----- Listed entries -----
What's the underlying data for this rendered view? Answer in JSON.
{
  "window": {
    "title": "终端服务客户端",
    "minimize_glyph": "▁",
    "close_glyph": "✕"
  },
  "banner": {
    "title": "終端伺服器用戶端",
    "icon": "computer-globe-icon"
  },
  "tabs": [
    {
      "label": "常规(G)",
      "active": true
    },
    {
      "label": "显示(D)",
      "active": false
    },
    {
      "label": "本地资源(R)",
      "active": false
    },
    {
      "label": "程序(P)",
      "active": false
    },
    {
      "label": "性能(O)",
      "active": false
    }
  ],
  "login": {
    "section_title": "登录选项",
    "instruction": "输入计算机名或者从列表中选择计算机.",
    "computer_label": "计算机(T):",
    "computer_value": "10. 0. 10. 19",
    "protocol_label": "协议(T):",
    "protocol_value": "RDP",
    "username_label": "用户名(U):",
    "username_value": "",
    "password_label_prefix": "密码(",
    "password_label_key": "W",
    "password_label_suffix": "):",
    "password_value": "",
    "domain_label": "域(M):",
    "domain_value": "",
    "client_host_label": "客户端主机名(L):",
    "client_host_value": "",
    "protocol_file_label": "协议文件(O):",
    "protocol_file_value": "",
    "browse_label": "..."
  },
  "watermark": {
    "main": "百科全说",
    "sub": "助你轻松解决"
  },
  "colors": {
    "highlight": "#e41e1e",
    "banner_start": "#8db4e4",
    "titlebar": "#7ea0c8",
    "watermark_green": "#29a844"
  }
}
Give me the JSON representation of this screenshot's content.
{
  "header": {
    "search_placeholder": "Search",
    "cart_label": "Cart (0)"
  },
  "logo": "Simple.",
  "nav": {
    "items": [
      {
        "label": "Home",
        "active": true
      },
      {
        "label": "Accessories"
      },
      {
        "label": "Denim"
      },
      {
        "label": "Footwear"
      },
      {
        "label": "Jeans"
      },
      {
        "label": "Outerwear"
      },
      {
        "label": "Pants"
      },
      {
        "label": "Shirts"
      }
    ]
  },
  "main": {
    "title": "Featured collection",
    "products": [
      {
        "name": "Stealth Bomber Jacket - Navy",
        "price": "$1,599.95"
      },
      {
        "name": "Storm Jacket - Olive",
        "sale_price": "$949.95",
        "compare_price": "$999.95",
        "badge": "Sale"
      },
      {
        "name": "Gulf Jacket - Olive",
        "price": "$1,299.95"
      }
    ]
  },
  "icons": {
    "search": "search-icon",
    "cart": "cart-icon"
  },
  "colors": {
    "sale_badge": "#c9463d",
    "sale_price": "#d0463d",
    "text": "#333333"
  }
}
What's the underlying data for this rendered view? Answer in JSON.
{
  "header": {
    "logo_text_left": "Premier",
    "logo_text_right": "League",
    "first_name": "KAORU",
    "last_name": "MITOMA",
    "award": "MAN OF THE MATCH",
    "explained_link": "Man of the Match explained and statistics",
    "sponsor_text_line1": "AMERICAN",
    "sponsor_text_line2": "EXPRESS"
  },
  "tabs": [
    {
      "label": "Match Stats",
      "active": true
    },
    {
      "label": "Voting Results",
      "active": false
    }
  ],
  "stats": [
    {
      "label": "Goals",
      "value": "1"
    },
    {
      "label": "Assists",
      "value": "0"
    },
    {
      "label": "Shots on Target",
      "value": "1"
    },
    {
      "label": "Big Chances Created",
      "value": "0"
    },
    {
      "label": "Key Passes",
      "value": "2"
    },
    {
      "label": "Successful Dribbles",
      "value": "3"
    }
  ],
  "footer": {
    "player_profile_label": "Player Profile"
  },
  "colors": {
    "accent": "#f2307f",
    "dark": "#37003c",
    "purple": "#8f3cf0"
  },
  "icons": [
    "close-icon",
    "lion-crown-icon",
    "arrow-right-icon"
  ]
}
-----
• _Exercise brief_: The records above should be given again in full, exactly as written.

• _Response to this task_:
What's the underlying data for this rendered view? Answer in JSON.
{
  "window": {
    "title": "终端服务客户端",
    "minimize_glyph": "▁",
    "close_glyph": "✕"
  },
  "banner": {
    "title": "終端伺服器用戶端",
    "icon": "computer-globe-icon"
  },
  "tabs": [
    {
      "label": "常规(G)",
      "active": true
    },
    {
      "label": "显示(D)",
      "active": false
    },
    {
      "label": "本地资源(R)",
      "active": false
    },
    {
      "label": "程序(P)",
      "active": false
    },
    {
      "label": "性能(O)",
      "active": false
    }
  ],
  "login": {
    "section_title": "登录选项",
    "instruction": "输入计算机名或者从列表中选择计算机.",
    "computer_label": "计算机(T):",
    "computer_value": "10. 0. 10. 19",
    "protocol_label": "协议(T):",
    "protocol_value": "RDP",
    "username_label": "用户名(U):",
    "username_value": "",
    "password_label_prefix": "密码(",
    "password_label_key": "W",
    "password_label_suffix": "):",
    "password_value": "",
    "domain_label": "域(M):",
    "domain_value": "",
    "client_host_label": "客户端主机名(L):",
    "client_host_value": "",
    "protocol_file_label": "协议文件(O):",
    "protocol_file_value": "",
    "browse_label": "..."
  },
  "watermark": {
    "main": "百科全说",
    "sub": "助你轻松解决"
  },
  "colors": {
    "highlight": "#e41e1e",
    "banner_start": "#8db4e4",
    "titlebar": "#7ea0c8",
    "watermark_green": "#29a844"
  }
}
Give me the JSON representation of this screenshot's content.
{
  "header": {
    "search_placeholder": "Search",
    "cart_label": "Cart (0)"
  },
  "logo": "Simple.",
  "nav": {
    "items": [
      {
        "label": "Home",
        "active": true
      },
      {
        "label": "Accessories"
      },
      {
        "label": "Denim"
      },
      {
        "label": "Footwear"
      },
      {
        "label": "Jeans"
      },
      {
        "label": "Outerwear"
      },
      {
        "label": "Pants"
      },
      {
        "label": "Shirts"
      }
    ]
  },
  "main": {
    "title": "Featured collection",
    "products": [
      {
        "name": "Stealth Bomber Jacket - Navy",
        "price": "$1,599.95"
      },
      {
        "name": "Storm Jacket - Olive",
        "sale_price": "$949.95",
        "compare_price": "$999.95",
        "badge": "Sale"
      },
      {
        "name": "Gulf Jacket - Olive",
        "price": "$1,299.95"
      }
    ]
  },
  "icons": {
    "search": "search-icon",
    "cart": "cart-icon"
  },
  "colors": {
    "sale_badge": "#c9463d",
    "sale_price": "#d0463d",
    "text": "#333333"
  }
}
What's the underlying data for this rendered view? Answer in JSON.
{
  "header": {
    "logo_text_left": "Premier",
    "logo_text_right": "League",
    "first_name": "KAORU",
    "last_name": "MITOMA",
    "award": "MAN OF THE MATCH",
    "explained_link": "Man of the Match explained and statistics",
    "sponsor_text_line1": "AMERICAN",
    "sponsor_text_line2": "EXPRESS"
  },
  "tabs": [
    {
      "label": "Match Stats",
      "active": true
    },
    {
      "label": "Voting Results",
      "active": false
    }
  ],
  "stats": [
    {
      "label": "Goals",
      "value": "1"
    },
    {
      "label": "Assists",
      "value": "0"
    },
    {
      "label": "Shots on Target",
      "value": "1"
    },
    {
      "label": "Big Chances Created",
      "value": "0"
    },
    {
      "label": "Key Passes",
      "value": "2"
    },
    {
      "label": "Successful Dribbles",
      "value": "3"
    }
  ],
  "footer": {
    "player_profile_label": "Player Profile"
  },
  "colors": {
    "accent": "#f2307f",
    "dark": "#37003c",
    "purple": "#8f3cf0"
  },
  "icons": [
    "close-icon",
    "lion-crown-icon",
    "arrow-right-icon"
  ]
}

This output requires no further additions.